Solution: Draft a legally valid will that clearly outlines how you want your assets to be distributed. Be specific about beneficiaries and alternate beneficiaries in case your primary choices are unable to inherit. Review and update your will regularly to reflect any changes in your circumstances or wishes.

  1. Neglecting to Consider Estate Taxes: Failing to account for estate taxes can significantly diminish the value of your estate and leave your heirs with a hefty tax burden. Without proper planning, a substantial portion of your assets could be lost to taxes.

Solution: Consult with a financial advisor or estate planning attorney to understand the potential tax implications of your estate. Explore strategies such as gifting, setting up trusts, or utilizing tax-exempt assets to minimize estate taxes. Implementing these strategies early can maximize the value of your estate for your beneficiaries.

  1. Forgetting to Update Beneficiary Designations: Many assets, such as retirement accounts, life insurance policies, and investment accounts, allow you to designate beneficiaries. Failing to review and update these designations regularly can result in unintended consequences.

Solution: Regularly review and update beneficiary designations to ensure they reflect your current wishes. Life events such as marriage, divorce, births, and deaths may necessitate changes to your beneficiaries. Keep track of all accounts with designated beneficiaries and make updates as needed.

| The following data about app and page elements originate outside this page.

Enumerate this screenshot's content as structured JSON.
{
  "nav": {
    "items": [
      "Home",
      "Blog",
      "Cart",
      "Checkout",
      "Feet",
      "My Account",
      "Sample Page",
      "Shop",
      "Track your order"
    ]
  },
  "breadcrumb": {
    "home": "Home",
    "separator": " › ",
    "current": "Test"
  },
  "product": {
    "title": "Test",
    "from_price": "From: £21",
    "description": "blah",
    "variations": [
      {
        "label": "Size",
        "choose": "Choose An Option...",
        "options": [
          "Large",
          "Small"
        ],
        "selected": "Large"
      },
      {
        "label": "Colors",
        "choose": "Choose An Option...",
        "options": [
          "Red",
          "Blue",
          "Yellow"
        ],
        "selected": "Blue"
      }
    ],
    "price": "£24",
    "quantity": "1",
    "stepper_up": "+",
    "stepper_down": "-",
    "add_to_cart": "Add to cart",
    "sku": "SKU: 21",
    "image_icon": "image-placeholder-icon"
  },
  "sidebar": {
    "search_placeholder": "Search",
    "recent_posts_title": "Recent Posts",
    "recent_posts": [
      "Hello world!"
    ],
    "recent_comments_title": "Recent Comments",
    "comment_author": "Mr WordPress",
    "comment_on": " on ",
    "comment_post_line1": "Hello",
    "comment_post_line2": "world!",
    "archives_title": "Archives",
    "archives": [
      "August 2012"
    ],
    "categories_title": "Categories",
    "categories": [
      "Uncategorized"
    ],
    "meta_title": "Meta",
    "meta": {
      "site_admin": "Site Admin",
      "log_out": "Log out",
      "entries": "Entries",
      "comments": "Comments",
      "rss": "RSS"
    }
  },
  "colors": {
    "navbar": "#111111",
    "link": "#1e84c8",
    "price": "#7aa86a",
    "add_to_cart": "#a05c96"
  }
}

  1. Overlooking Incapacity Planning: Estate planning isn't just about what happens after you pass away; it also involves planning for potential incapacity due to illness or injury. Without proper incapacity planning, your financial and medical decisions may be left in the hands of strangers or the court.

Solution: Incorporate documents such as a durable power of attorney, advance healthcare directive, and living will into your estate plan. These documents appoint trusted individuals to make financial and medical decisions on your behalf if you become incapacitated. Review and update these documents regularly to ensure they accurately reflect your wishes.

  1. DIY Estate Planning: In an attempt to save money, some individuals opt for do-it-yourself (DIY) estate planning solutions, such as online templates or generic forms. While these tools may seem convenient, they often lack the customization and legal expertise needed to address complex estate planning issues.

Solution: Seek guidance from experienced estate planning professionals, such as attorneys or financial advisors, who can tailor a plan to your specific needs and goals. Investing in professional assistance can help you avoid costly mistakes and ensure that your estate plan is legally sound and comprehensive.

Estate planning is a critical process that requires careful consideration and attention to detail. By avoiding common mistakes and implementing proactive strategies, you can safeguard your legacy, protect your heirs, and minimize the potential for disputes and tax liabilities. Start the estate planning process today to ensure that your wishes are carried out and your loved ones are provided for in the future. Remember, the time and effort you invest in estate planning now can save your family significant time, money, and stress down the road.

Intermountain Wealth Management is a Registered Investment Adviser (RIA). The company manages several fee-based portfolios comprised of various equity and fixed-income investments that may include exchange traded funds (ETF’s), stocks and mutual funds. This is not a prospectus or an offer to sell any security.  Please read the prospectus of any investment before you invest. The information included here is intended for education and information purposes only.